╭─ Records for processing

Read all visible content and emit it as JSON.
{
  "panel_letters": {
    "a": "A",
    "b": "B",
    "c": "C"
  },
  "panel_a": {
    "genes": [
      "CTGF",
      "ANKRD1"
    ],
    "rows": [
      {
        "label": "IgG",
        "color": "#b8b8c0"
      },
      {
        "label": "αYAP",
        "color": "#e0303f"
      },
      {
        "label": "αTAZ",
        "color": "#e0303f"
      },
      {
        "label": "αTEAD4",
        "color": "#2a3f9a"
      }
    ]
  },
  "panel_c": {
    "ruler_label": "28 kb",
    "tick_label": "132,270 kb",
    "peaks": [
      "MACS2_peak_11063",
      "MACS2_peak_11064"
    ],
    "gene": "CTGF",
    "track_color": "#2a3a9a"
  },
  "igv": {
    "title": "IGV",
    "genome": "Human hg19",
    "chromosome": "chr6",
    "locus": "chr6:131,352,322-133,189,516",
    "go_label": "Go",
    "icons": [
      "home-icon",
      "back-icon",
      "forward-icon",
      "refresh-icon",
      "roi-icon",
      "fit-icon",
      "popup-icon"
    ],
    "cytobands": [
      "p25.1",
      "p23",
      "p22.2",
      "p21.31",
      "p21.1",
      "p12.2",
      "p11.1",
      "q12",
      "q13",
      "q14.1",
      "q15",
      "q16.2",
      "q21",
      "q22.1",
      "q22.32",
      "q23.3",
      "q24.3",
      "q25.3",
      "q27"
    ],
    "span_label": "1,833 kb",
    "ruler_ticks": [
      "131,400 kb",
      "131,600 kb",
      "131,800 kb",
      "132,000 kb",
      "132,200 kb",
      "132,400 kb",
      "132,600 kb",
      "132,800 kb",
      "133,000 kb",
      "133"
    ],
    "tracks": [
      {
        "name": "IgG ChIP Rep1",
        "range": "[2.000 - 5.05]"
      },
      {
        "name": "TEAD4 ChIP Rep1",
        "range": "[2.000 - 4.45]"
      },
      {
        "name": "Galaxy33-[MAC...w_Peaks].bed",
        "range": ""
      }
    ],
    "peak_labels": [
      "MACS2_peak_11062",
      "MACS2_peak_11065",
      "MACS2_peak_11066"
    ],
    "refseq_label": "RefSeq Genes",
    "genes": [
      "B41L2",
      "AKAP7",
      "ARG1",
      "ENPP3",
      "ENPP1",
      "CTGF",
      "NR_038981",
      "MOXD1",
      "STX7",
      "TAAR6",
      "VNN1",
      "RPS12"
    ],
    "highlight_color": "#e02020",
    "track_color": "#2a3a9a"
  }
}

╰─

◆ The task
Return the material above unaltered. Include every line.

◆ Solved problem
Read all visible content and emit it as JSON.
{
  "panel_letters": {
    "a": "A",
    "b": "B",
    "c": "C"
  },
  "panel_a": {
    "genes": [
      "CTGF",
      "ANKRD1"
    ],
    "rows": [
      {
        "label": "IgG",
        "color": "#b8b8c0"
      },
      {
        "label": "αYAP",
        "color": "#e0303f"
      },
      {
        "label": "αTAZ",
        "color": "#e0303f"
      },
      {
        "label": "αTEAD4",
        "color": "#2a3f9a"
      }
    ]
  },
  "panel_c": {
    "ruler_label": "28 kb",
    "tick_label": "132,270 kb",
    "peaks": [
      "MACS2_peak_11063",
      "MACS2_peak_11064"
    ],
    "gene": "CTGF",
    "track_color": "#2a3a9a"
  },
  "igv": {
    "title": "IGV",
    "genome": "Human hg19",
    "chromosome": "chr6",
    "locus": "chr6:131,352,322-133,189,516",
    "go_label": "Go",
    "icons": [
      "home-icon",
      "back-icon",
      "forward-icon",
      "refresh-icon",
      "roi-icon",
      "fit-icon",
      "popup-icon"
    ],
    "cytobands": [
      "p25.1",
      "p23",
      "p22.2",
      "p21.31",
      "p21.1",
      "p12.2",
      "p11.1",
      "q12",
      "q13",
      "q14.1",
      "q15",
      "q16.2",
      "q21",
      "q22.1",
      "q22.32",
      "q23.3",
      "q24.3",
      "q25.3",
      "q27"
    ],
    "span_label": "1,833 kb",
    "ruler_ticks": [
      "131,400 kb",
      "131,600 kb",
      "131,800 kb",
      "132,000 kb",
      "132,200 kb",
      "132,400 kb",
      "132,600 kb",
      "132,800 kb",
      "133,000 kb",
      "133"
    ],
    "tracks": [
      {
        "name": "IgG ChIP Rep1",
        "range": "[2.000 - 5.05]"
      },
      {
        "name": "TEAD4 ChIP Rep1",
        "range": "[2.000 - 4.45]"
      },
      {
        "name": "Galaxy33-[MAC...w_Peaks].bed",
        "range": ""
      }
    ],
    "peak_labels": [
      "MACS2_peak_11062",
      "MACS2_peak_11065",
      "MACS2_peak_11066"
    ],
    "refseq_label": "RefSeq Genes",
    "genes": [
      "B41L2",
      "AKAP7",
      "ARG1",
      "ENPP3",
      "ENPP1",
      "CTGF",
      "NR_038981",
      "MOXD1",
      "STX7",
      "TAAR6",
      "VNN1",
      "RPS12"
    ],
    "highlight_color": "#e02020",
    "track_color": "#2a3a9a"
  }
}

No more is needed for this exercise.